Local, state and federal law enforcement officials and prosecutors from Mississippi are warning the public about a number of recent drug overdoses and deaths in North Mississippi that have been linked to several street drugs containing the highly potent and deadly drug fentanyl. The joint warning comes from the Drug Enforcement Administration, the Mississippi Bureau of Narcotics, the U.S. Attorney’s Office for the Northern District of Mississippi, the Oxford Police Department and the Lafayette County Sheriff’s Department.
A recent investigation has revealed a number of counterfeit pills and sedatives are being sold in the illegal drug market and causing a significant number of overdoses, including several that have resulted in deaths in North Mississippi. In Lafayette County alone, there have been 11 overdoses and three deaths tied to counterfeit pills in 2020.
The drugs in question, which mainly include counterfeit Oxycodone, hydrocodone, Xanax, Lortab, Percocet, Ecstasy and even some methamphetamine, include fentanyl, a powerful opioid that is 100 times more potent than morphine and lethal in very small amounts. Although the pills look like legitimate medications prescribed for pain or anxiety, they are often manufactured and imported from Mexico or China.
“DEA investigations have uncovered rogue manufacturing labs in China that directly supply U.S. distribution networks with synthetic opioids and the chemicals used to make them,” said Kevin J. Gaddy, the DEA assistant special agent in charge for Mississippi. “In addition, traditional Mexico-based drug trafficking networks with established infrastructure and smuggling routes continue to supply the United States with heroin, fentanyl and fentanyl-based compounds. These networks operate in Mississippi, and we will continue to work in conjunction with the U.S. Attorney’s Office, MBN, and all state and local law enforcement agencies to target and stop these organizations from distributing this poison on the streets of our communities.”
U.S. Attorney Chad Lamar stressed the dangers that accompany the illegal purchase and consumption of these pills. “If a pill is not prescribed by your doctor and purchased at a pharmacy, there is a really good chance that it is counterfeit. Counterfeit drugs may look identical to those legally prescribed, but the difference is that counterfeit drugs are not regulated in any form or fashion,” Lamar said. “We know that there are bad batches of pills here in our area that contain fentanyl and that are causing overdoses and deaths. The bottom line is that if you are thinking of taking a counterfeit pill, don’t do it. If you do, you are playing Russian roulette with your life.”
Steven Maxwell, the Director of the Mississippi Bureau of Narcotics shared a similar warning for Mississippi residents. “The use of illicit drugs poses a perilous danger and threat to the life of those who consume them,” he said. “The introduction of counterfeit pills and sedatives into the North Mississippi market adds an additional layer of risk. It is critical that drug users realize that the next high could be their last.”

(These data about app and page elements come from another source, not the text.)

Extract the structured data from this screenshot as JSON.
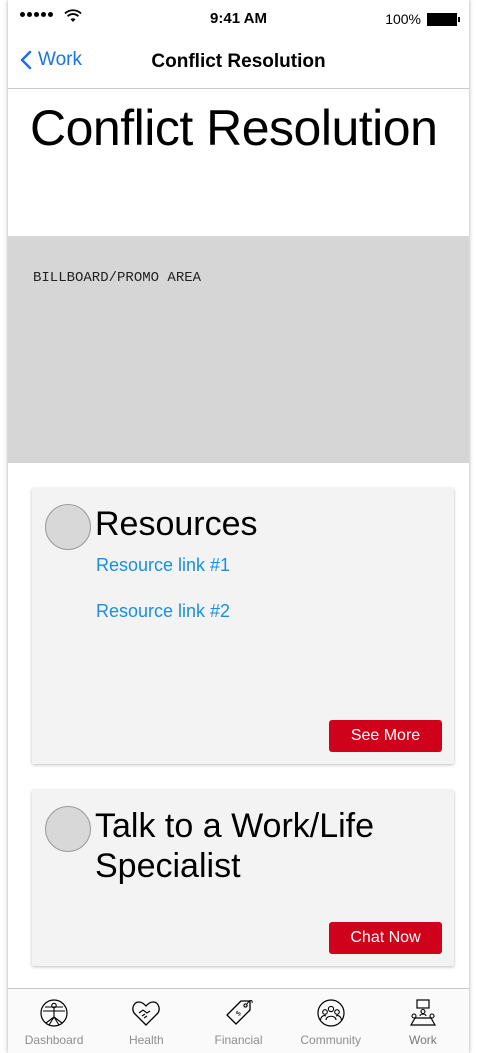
{
  "status_bar": {
    "time": "9:41 AM",
    "battery": "100%"
  },
  "nav": {
    "back_label": "Work",
    "title": "Conflict Resolution"
  },
  "page": {
    "title": "Conflict Resolution"
  },
  "billboard": {
    "label": "BILLBOARD/PROMO AREA"
  },
  "resources_card": {
    "title": "Resources",
    "links": [
      "Resource link #1",
      "Resource link #2"
    ],
    "button": "See More"
  },
  "talk_card": {
    "title": "Talk to a Work/Life Specialist",
    "button": "Chat Now"
  },
  "tab_bar": {
    "items": [
      {
        "label": "Dashboard",
        "icon": "vitruvian-man-icon"
      },
      {
        "label": "Health",
        "icon": "heart-handshake-icon"
      },
      {
        "label": "Financial",
        "icon": "price-tag-icon"
      },
      {
        "label": "Community",
        "icon": "people-circle-icon"
      },
      {
        "label": "Work",
        "icon": "meeting-table-icon"
      }
    ],
    "active": "Work"
  },
  "colors": {
    "accent": "#1a8ee0",
    "button": "#d0021b",
    "billboard": "#d6d6d6",
    "card": "#f3f3f3"
  }
}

Fentanyl laced counterfeit pills not only pose a danger to those who take them, but to individuals who merely come into physical conduct with them and to law enforcement officers and agents who investigate. For example: Deputies with the Oktibbeha County Sheriff’s Department stopped a vehicle Aug. 13, on U.S. Hwy 82 and a probable cause search of that vehicle resulted in the discovery of 1,300 tablets of apparent Xanax and Ecstasy. As the investigating deputies examined the pills, two deputies began having symptoms consistent with fentanyl exposure. Both deputies were treated at a hospital as a result, and naloxone or Narcan, a drug that counteracts the toxic effects of opioids, was administered to one deputy.
Based on a nationwide sampling of counterfeit pills seized in 2019, DEA found that 27% of them contained potentially lethal doses of fentanyl.